Commentary in The Lancet explores role of lipoprotein(a) in cardiovascular disease risk

By Emily Leighton, MA'13

Lipoprotein(a) may be entering its prime time moment. Called a “heart risk factor even doctors know little about” by The New York Times earlier this year, the medical community is now starting to pay attention to this mysterious fatty particle in the blood.

Lipoprotein(a), or Lp(a), is considered a leading inherited risk factor for cardiovascular disease, but its clinical significance is still misunderstood. Few doctors test for it, despite the dramatically increased risk of heart attack or stroke at an early age that it brings.
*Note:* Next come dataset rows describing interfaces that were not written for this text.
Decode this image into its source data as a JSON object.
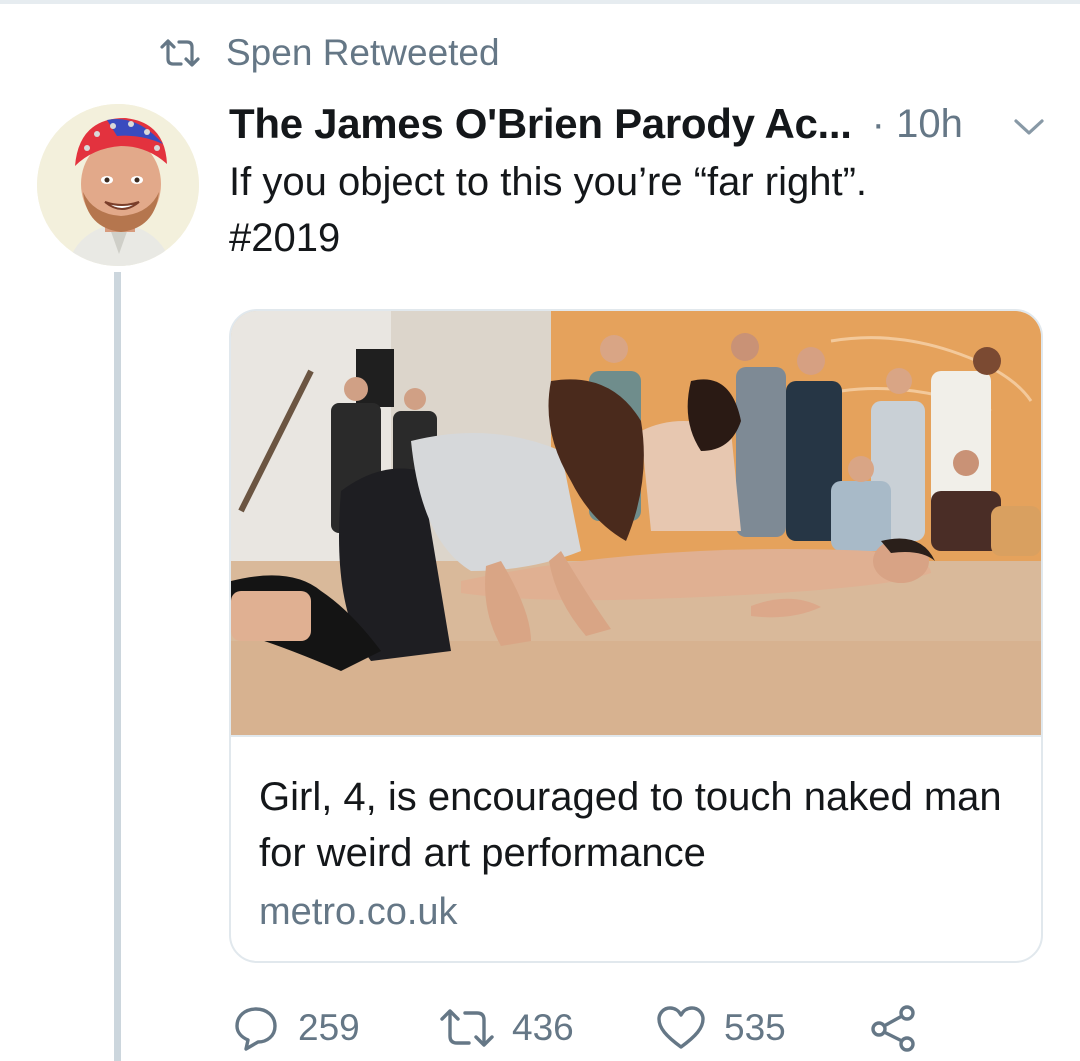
{
  "retweet_context": {
    "icon": "retweet-icon",
    "text": "Spen Retweeted"
  },
  "tweet": {
    "avatar": "avatar",
    "author_name": "The James O'Brien Parody Ac...",
    "time": "· 10h",
    "menu_icon": "chevron-down-icon",
    "text_line1": "If you object to this you’re “far right”.",
    "text_line2": "#2019",
    "card": {
      "image": "article-photo",
      "title": "Girl, 4, is encouraged to touch naked man for weird art performance",
      "domain": "metro.co.uk"
    },
    "actions": {
      "reply_icon": "reply-icon",
      "reply_count": "259",
      "retweet_icon": "retweet-icon",
      "retweet_count": "436",
      "like_icon": "heart-icon",
      "like_count": "535",
      "share_icon": "share-icon"
    }
  },
  "colors": {
    "text_primary": "#14171a",
    "text_secondary": "#657786",
    "border": "#e1e8ed",
    "thread_line": "#ccd6dd"
  }
}
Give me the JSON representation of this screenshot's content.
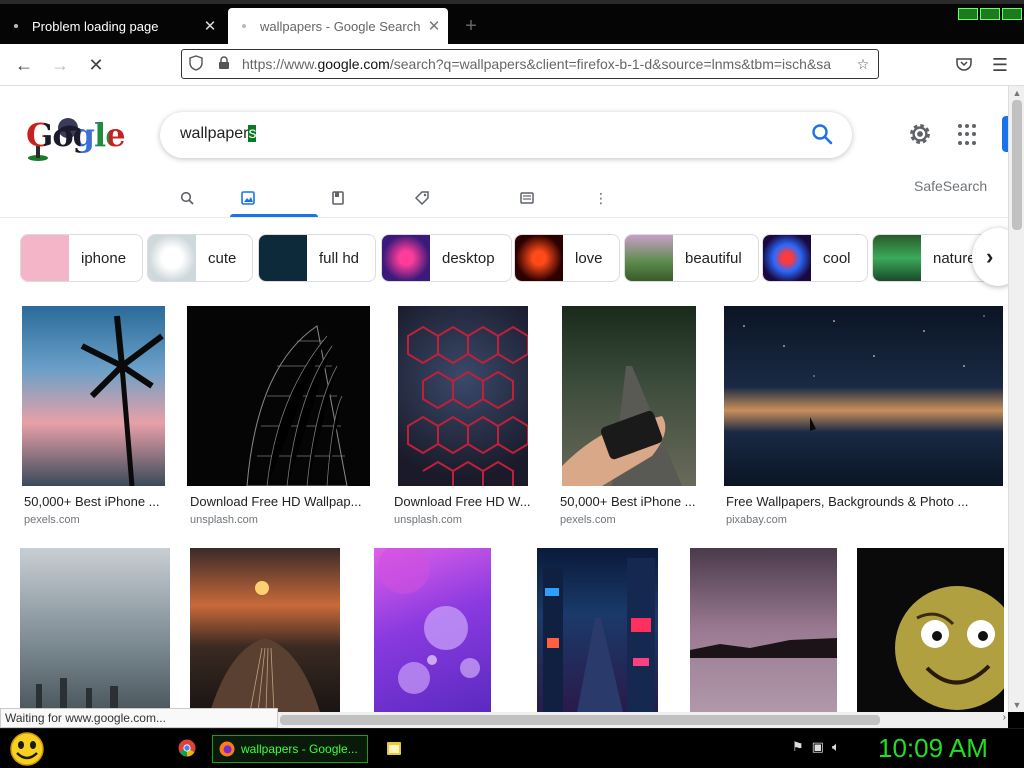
{
  "browser": {
    "tabs": [
      {
        "label": "Problem loading page",
        "active": false
      },
      {
        "label": "wallpapers - Google Search",
        "active": true
      }
    ],
    "new_tab_label": "+",
    "url": {
      "prefix": "https://www.",
      "domain": "google.com",
      "rest": "/search?q=wallpapers&client=firefox-b-1-d&source=lnms&tbm=isch&sa"
    },
    "status_text": "Waiting for www.google.com..."
  },
  "google": {
    "logo_text": "Gogle",
    "query_main": "wallpaper",
    "query_selected": "s",
    "safesearch": "SafeSearch",
    "accent": "#1a73e8"
  },
  "chips": [
    {
      "label": "iphone",
      "color": "#f5b5c8"
    },
    {
      "label": "cute",
      "color": "#dfe6ea"
    },
    {
      "label": "full hd",
      "color": "#0d2a3a"
    },
    {
      "label": "desktop",
      "color": "#5a1a7a"
    },
    {
      "label": "love",
      "color": "#2a0000"
    },
    {
      "label": "beautiful",
      "color": "#5a8a4a"
    },
    {
      "label": "cool",
      "color": "#2a1050"
    },
    {
      "label": "nature",
      "color": "#1e6a3a"
    }
  ],
  "results": [
    {
      "caption": "50,000+ Best iPhone ...",
      "source": "pexels.com"
    },
    {
      "caption": "Download Free HD Wallpap...",
      "source": "unsplash.com"
    },
    {
      "caption": "Download Free HD W...",
      "source": "unsplash.com"
    },
    {
      "caption": "50,000+ Best iPhone ...",
      "source": "pexels.com"
    },
    {
      "caption": "Free Wallpapers, Backgrounds & Photo ...",
      "source": "pixabay.com"
    }
  ],
  "taskbar": {
    "firefox_label": "wallpapers - Google...",
    "clock": "10:09 AM"
  }
}
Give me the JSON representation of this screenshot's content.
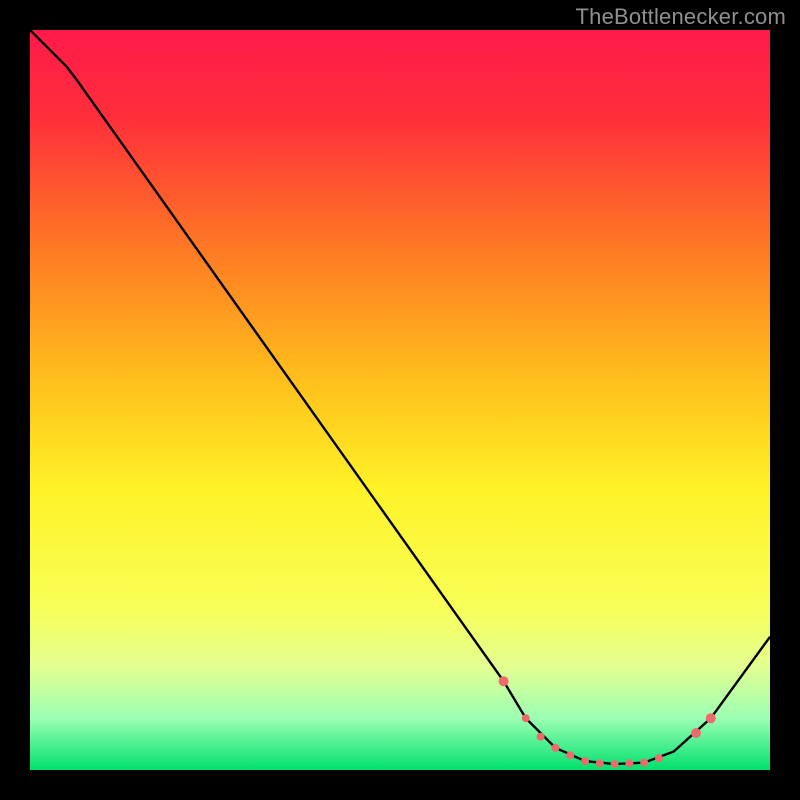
{
  "attribution": "TheBottlenecker.com",
  "chart_data": {
    "type": "line",
    "title": "",
    "xlabel": "",
    "ylabel": "",
    "xlim": [
      0,
      100
    ],
    "ylim": [
      0,
      100
    ],
    "background_gradient": {
      "stops": [
        {
          "offset": 0.0,
          "color": "#ff1a4b"
        },
        {
          "offset": 0.12,
          "color": "#ff2f3a"
        },
        {
          "offset": 0.3,
          "color": "#ff7b24"
        },
        {
          "offset": 0.48,
          "color": "#ffc21c"
        },
        {
          "offset": 0.62,
          "color": "#fff227"
        },
        {
          "offset": 0.78,
          "color": "#f8ff58"
        },
        {
          "offset": 0.86,
          "color": "#e4ff91"
        },
        {
          "offset": 0.93,
          "color": "#9bffb3"
        },
        {
          "offset": 1.0,
          "color": "#00e06d"
        }
      ]
    },
    "curve_xy": [
      {
        "x": 0,
        "y": 100
      },
      {
        "x": 5,
        "y": 95
      },
      {
        "x": 6.5,
        "y": 93
      },
      {
        "x": 64,
        "y": 12
      },
      {
        "x": 67,
        "y": 7
      },
      {
        "x": 71,
        "y": 3
      },
      {
        "x": 75,
        "y": 1.2
      },
      {
        "x": 79,
        "y": 0.8
      },
      {
        "x": 83,
        "y": 1.0
      },
      {
        "x": 87,
        "y": 2.5
      },
      {
        "x": 92,
        "y": 7
      },
      {
        "x": 100,
        "y": 18
      }
    ],
    "markers": [
      {
        "x": 64,
        "y": 12,
        "r": 5
      },
      {
        "x": 67,
        "y": 7,
        "r": 4
      },
      {
        "x": 69,
        "y": 4.5,
        "r": 4
      },
      {
        "x": 71,
        "y": 3,
        "r": 4
      },
      {
        "x": 73,
        "y": 2,
        "r": 4
      },
      {
        "x": 75,
        "y": 1.2,
        "r": 4
      },
      {
        "x": 77,
        "y": 0.9,
        "r": 4
      },
      {
        "x": 79,
        "y": 0.8,
        "r": 4
      },
      {
        "x": 81,
        "y": 0.9,
        "r": 4
      },
      {
        "x": 83,
        "y": 1.0,
        "r": 4
      },
      {
        "x": 85,
        "y": 1.6,
        "r": 4
      },
      {
        "x": 90,
        "y": 5,
        "r": 5
      },
      {
        "x": 92,
        "y": 7,
        "r": 5
      }
    ],
    "marker_color": "#ef6b6b",
    "curve_color": "#000000"
  }
}
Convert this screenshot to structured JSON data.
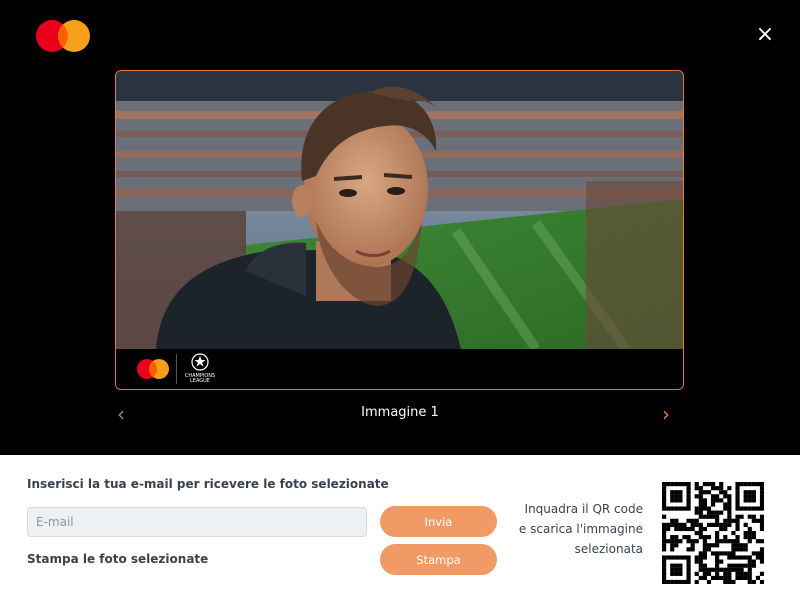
{
  "header": {
    "brand": "mastercard-logo",
    "close_label": "×"
  },
  "viewer": {
    "photo_caption": "",
    "badge_text_1": "CHAMPIONS",
    "badge_text_2": "LEAGUE",
    "image_label": "Immagine 1",
    "prev_glyph": "‹",
    "next_glyph": "›"
  },
  "form": {
    "email_label": "Inserisci la tua e-mail per ricevere le foto selezionate",
    "email_placeholder": "E-mail",
    "email_value": "",
    "send_button": "Invia",
    "print_label": "Stampa le foto selezionate",
    "print_button": "Stampa"
  },
  "qr": {
    "text_line1": "Inquadra il QR code",
    "text_line2": "e scarica l'immagine",
    "text_line3": "selezionata"
  },
  "colors": {
    "accent": "#e8783a",
    "button": "#f19a66",
    "mc_red": "#eb001b",
    "mc_orange": "#f79e1b"
  }
}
And scientific studies continue to show that at least one-fifth of the global population has Lp(a) levels high enough to increase their risk of cardiovascular disease by more than 50 per cent.

Michael Boffa, PhD, associate professor in Biochemistry, recently co-authored a commentary article in The Lancet responding to a landmark paper on Lp(a) published in the same journal this month.

The paper, authored by a team of international researchers, showed that elevated levels of Lp(a) are a risk factor for cardiovascular disease events, such as heart attacks, even in patients treated with statins.

In their follow-up commentary, “Lipoprotein(a): lodestar for future clinical trials,” Boffa and co-author Gerald Watts, from the University of Western Australia, conclude that the paper provides the strongest evidence yet of Lp(a)’s role in cardiovascular disease risk and treatment.

“This puts wind into the sails of the research teams developing Lp(a)-lowering therapy,” Boffa said. “It is crucial to now show that specifically lowering Lp(a) reduces the occurrence of cardiovascular events.”

Due to the lack of hard data on the benefits of lowering Lp(a), current guidelines by the Canadian Cardiovascular Society remain conservative, and stop short of recommending measurement in the general population.

“We hope that this paper brings us closer to demonstrating the benefit of lowering Lp(a),” Boffa said. “Until now, Lp(a) has not been routinely measured, even in high-risk patients, and there is no effective treatment to lower it.”

Boffa’s own research focuses on the basic mechanisms controlling Lp(a) levels, and how Lp(a) causes cardiovascular disease. “As lipoprotein(a) has begun to attract more notice from clinicians and pharmaceutical companies, we have become increasingly interested in its emerging epidemiology, as well as the design and interpretation of clinical trials involving the lowering of Lp(a),” he explained.